Dr Ben Fisher (1963-2009)

Narrow Gauge Railway Enthusiast and Founder of this Website

Dr Ben Fisher - reproduced in the Guardian
Ben's role
To quote from the obituary on the Bangor University website:
Outside work, Ben’s consuming passion was narrow gauge railways – one reason he was drawn to North Wales - and he was an acknowledged expert in the field, with an equally high reputation as a railway photographer. His website chronicling the rebuilding of the Welsh Highland Railway was (and remains) one of the most visited of its kind in the world, with literally millions of hits. Absurdly, Ben didn’t live to see the line’s re-opening but his ashes will travel on the first through train from Caernarfon to Porthmadog early next year and his site and photographs will form the basis of a book detailing the adventure.

Indeed his ashes did travel on the first through train on the line on October 30th 2010, in the care of Rev Dr Richard Buxton and some of his former colleagues. 

November 10th 2010
Ben's ashes were scattered at Nantmor this morning in a short ceremony led by Richard Buxton (who's both a priest and an FRC director). Colleagues from Bangor University were impressed with the halt and the plaque in Ben's memory (which is on the back wall of the waiting shelter). As I opened the gate for Stuart McNair (who was carrying the urn), I couldn't resist remarking that it was probably the first and last time that anyone would have been allowed to hold a gate or a door open for Ben.
Richard Buxton began by saying it was the final part of our saying goodbye to Ben, following his funeral service and the carrying of his ashes on the first through passenger train at the end of October. He invited everyone to reflect in silence while he scattered the ashes along the track from the end of Nantmor platform to the small cutting immediately south of the halt. Watching from the platform, the only sound was a passing stream as the last few plumes of ash settled down between the rails. (Report by Chris Dearden)

May 26th 2010
From the report on this website of the official opening of the Beddgelert to Pont Croesor extension:
Having opened Pont Croesor the party boarded the return train and proceeded to Nantmor where the new Halt was also opened this time the opening ceremony was performed by Dr Dafydd Gwyn who dedicated the station in Ben Fisher's memory. 
Nantmor opening - AndrewThomasPlaque to Ben Fisher at Nantmor - Andrew Thomas
23rd November 2009
A memorial event was held at Bangor University where his colleagues celebrated his life and academic achievements
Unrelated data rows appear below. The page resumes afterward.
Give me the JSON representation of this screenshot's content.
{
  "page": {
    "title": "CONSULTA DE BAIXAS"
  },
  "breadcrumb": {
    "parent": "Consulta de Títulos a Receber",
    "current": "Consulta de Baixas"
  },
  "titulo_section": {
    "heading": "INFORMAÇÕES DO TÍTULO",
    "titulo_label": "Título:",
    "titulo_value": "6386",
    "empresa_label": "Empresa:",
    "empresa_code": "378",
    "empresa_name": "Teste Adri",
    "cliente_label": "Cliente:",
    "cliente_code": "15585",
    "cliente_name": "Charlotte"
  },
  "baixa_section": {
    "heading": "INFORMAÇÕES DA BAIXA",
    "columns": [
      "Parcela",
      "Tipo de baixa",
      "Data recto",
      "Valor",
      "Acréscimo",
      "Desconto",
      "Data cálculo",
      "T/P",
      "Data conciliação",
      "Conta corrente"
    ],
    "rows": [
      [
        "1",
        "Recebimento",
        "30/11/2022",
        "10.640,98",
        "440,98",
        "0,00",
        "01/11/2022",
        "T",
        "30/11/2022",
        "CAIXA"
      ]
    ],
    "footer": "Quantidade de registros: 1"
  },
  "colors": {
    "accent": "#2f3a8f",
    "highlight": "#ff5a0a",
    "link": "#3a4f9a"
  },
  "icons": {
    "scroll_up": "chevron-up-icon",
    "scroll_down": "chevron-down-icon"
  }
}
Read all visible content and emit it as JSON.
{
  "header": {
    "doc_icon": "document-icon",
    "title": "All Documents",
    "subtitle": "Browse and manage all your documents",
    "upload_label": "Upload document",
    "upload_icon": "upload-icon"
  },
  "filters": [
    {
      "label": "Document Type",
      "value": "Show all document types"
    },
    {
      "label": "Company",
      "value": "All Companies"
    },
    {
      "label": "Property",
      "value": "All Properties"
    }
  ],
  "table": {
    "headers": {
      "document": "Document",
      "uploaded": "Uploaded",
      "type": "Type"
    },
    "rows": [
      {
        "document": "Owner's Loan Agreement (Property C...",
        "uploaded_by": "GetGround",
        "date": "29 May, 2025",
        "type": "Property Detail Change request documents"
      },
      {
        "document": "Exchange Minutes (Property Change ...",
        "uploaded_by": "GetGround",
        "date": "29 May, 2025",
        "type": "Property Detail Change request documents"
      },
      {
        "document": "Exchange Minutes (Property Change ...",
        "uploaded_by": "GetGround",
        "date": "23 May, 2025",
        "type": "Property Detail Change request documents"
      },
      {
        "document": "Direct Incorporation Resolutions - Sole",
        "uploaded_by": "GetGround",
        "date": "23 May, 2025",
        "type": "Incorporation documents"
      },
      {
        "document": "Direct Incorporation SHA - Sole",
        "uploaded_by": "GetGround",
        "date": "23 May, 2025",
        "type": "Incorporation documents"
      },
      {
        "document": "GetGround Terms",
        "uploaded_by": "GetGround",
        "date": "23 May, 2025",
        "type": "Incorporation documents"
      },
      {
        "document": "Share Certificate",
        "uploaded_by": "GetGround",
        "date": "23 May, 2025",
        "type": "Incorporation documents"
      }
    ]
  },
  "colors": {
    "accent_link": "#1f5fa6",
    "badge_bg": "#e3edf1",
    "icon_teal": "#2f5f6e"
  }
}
26th October 2009
Obituary to Ben Fisher in the Guardian  - a rare distinction
by Carol Tully
My colleague and friend, Ben Fisher, who has died unexpectedly aged 45, was an inspiring teacher of French at Bangor University and the creator of one of the most visited railway websites in the world, the Welsh Highland Railway Project.

The son of Roy Fisher, the poet and musician, and the former Barbara Venables, Ben grew up on the university campus at Keele, where Roy was senior lecturer in American studies. After reading modern and medieval languages at Selwyn College, Cambridge, Ben moved to Bangor to do a PhD and stayed there for the rest of his life, becoming head of the French department. He happily admitted that the move had been influenced by the number of preserved narrow-gauge steam railways nearby.

Teaching for Ben did not consist of chalking up first-class degrees; the number of tributes from students who would not have finished degrees without his going the extra mile for them said far more. Rather reserved away from work, he was an idiosyncratic and funny teacher. His lateral thinking with technology made an immeasurable contribution at Bangor, notably as co-developer (with Adrian Ritchie) of the UK's first digital language laboratory, and director of the Multimedia Language Centre, which grew out of it. In the early 1990s he supervised the Estel project, which brought multilingual satellite TV into classrooms all over Wales.

Ben's doctoral thesis, on the complex, often irreverent, French avant-garde writer Alfred Jarry, was published by Liverpool University Press as The Pataphysician's Library (2000) and received a string of complimentary reviews. A series of articles in major journals on avant-garde authors followed. At the time of his death, he was starting a new project – a French Symbolist Reader.

Ben's other publishing project has been a work-in-progress for 10 years: the official website chronicling the rebuilding of the Welsh Highland Railway, the 26-mile narrow-gauge line connecting Caernarfon and Porthmadog. As Ben did not live to see the line's reopening, set for next year, his ashes will travel on the first train.

Ben is survived by his father and his brother, Joe.
Obituaries also appeared in the Independent, the  Times Higher Education Suppplement, the 2010 issue of Bangoriad, the magazine for alumni and friends of Bangor University, and the North Wales Daily Post

Ben's website is now maintained in his memory by the current authors Laurence Armstrong and David Tidy.  

 Back to WHR Project homepage

Website authored by Ben Fisher; this page last updated December 31st 2011 by David Tidy